In Nature Biotechnology, the team headed by Michael Hudecek (University Würzburg) and Osolya Barabas (EMBL, Heidelberg) genomic instability, and which can be used without transfection reagents to modify the genome of cells. According to the authors, their system could offer a cheap and robust alternative to viral vector-based design of CAR-Ts and gene therapies and genome editing tools that are incapable of inserting large gene inserts.
Using rational protein design, the researchers created a high-soluble variant of the SB100X transposase (hsSB), which for the first time could be used to directly genetically modify hematopoietic and induced pluripotent stem cells (iPSCs). Specifically, they generated CAR-T cells, which exhibited potent antitumor activity in vitro and in xenograft mice without the need for the current lengthy and costly manufacturing process required for viral vector-based CAR-T production. Furthermore, they demonstrated that their transposase – in contrast to viral gene therapy vectors – could spontaneously penetrate cells without the use of transfection reagents. As the new transposase-driven process holds the promise to make production of CAR-Ts and gene therapies cheaper and more efficient, the group has filed two patent applications with the European Patent Office concerning the hsSB transposase (EP17187128 and EP19158066.1).
"The protein we developed can be delivered into mammalian cells and remains fully functional, enabling efficient and stable genome modifications in target cells on demand," said Barabas. “All these features open new avenues for CAR-T cell production and other gene therapies,” added first author Irma Querques.
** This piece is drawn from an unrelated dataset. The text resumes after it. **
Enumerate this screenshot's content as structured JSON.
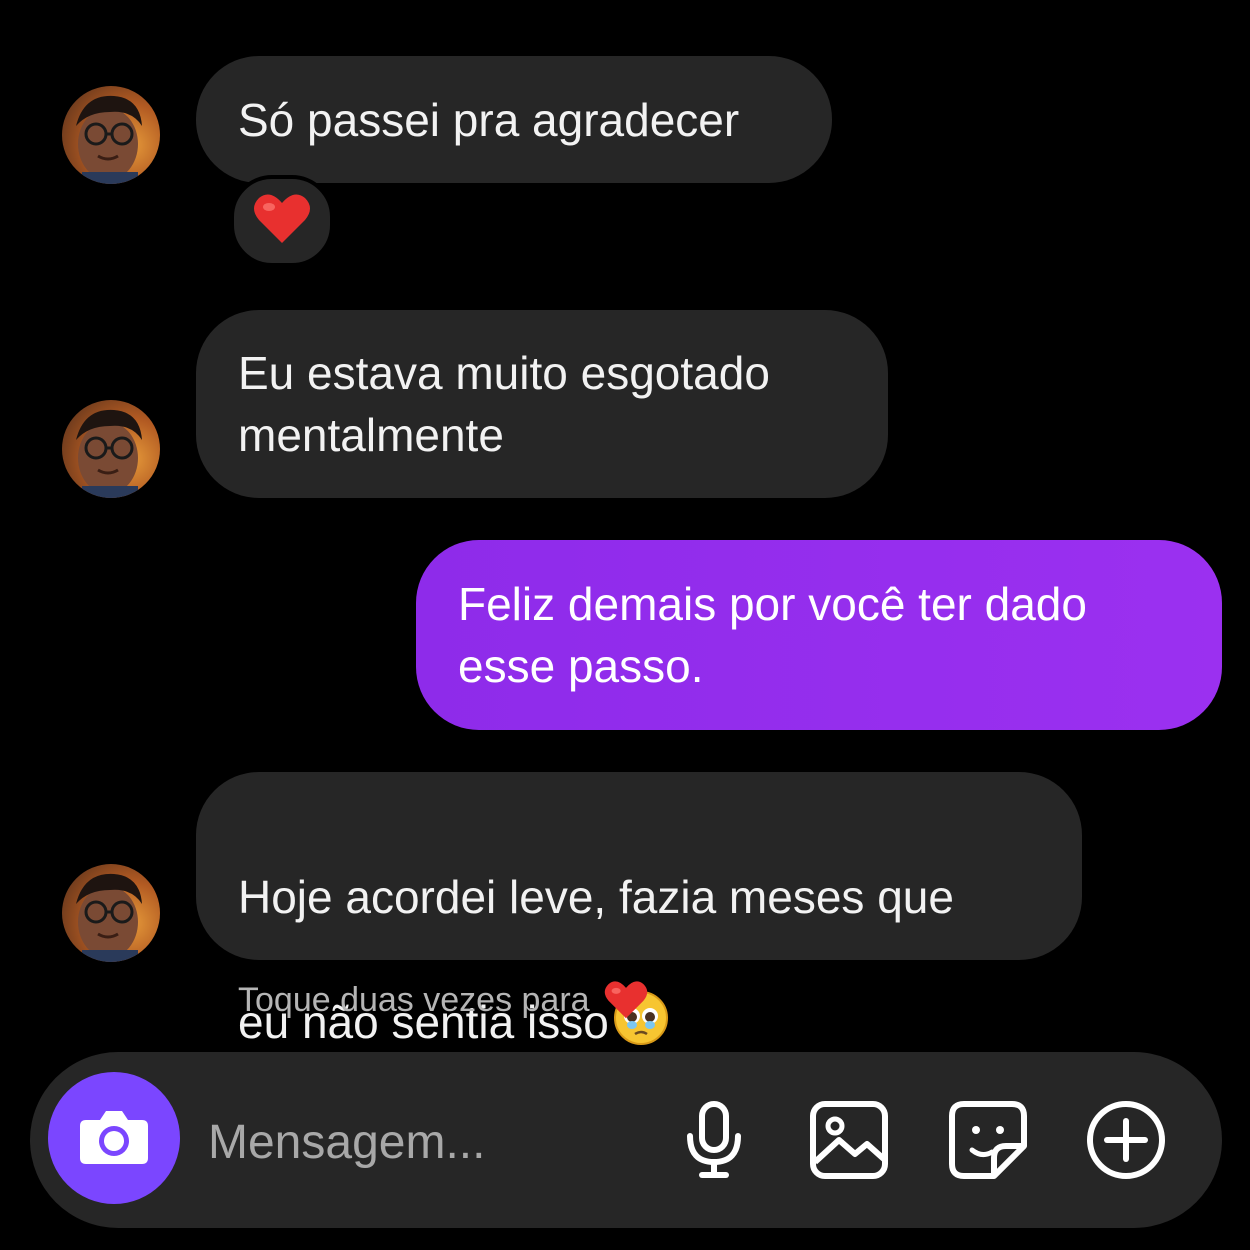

The Sleeping Beauty transposon system consists of a transposase and a transposon to insert specific sequences of DNA into mammalian genomes. The noveal HsSB transposase / transposon system shows favorable attributes compared to lentiviral and AAAS vectors regarding immunogenicity, insertion profile, cargo capacity (up to 20–150 kb), complexity and cost for clinical implementation.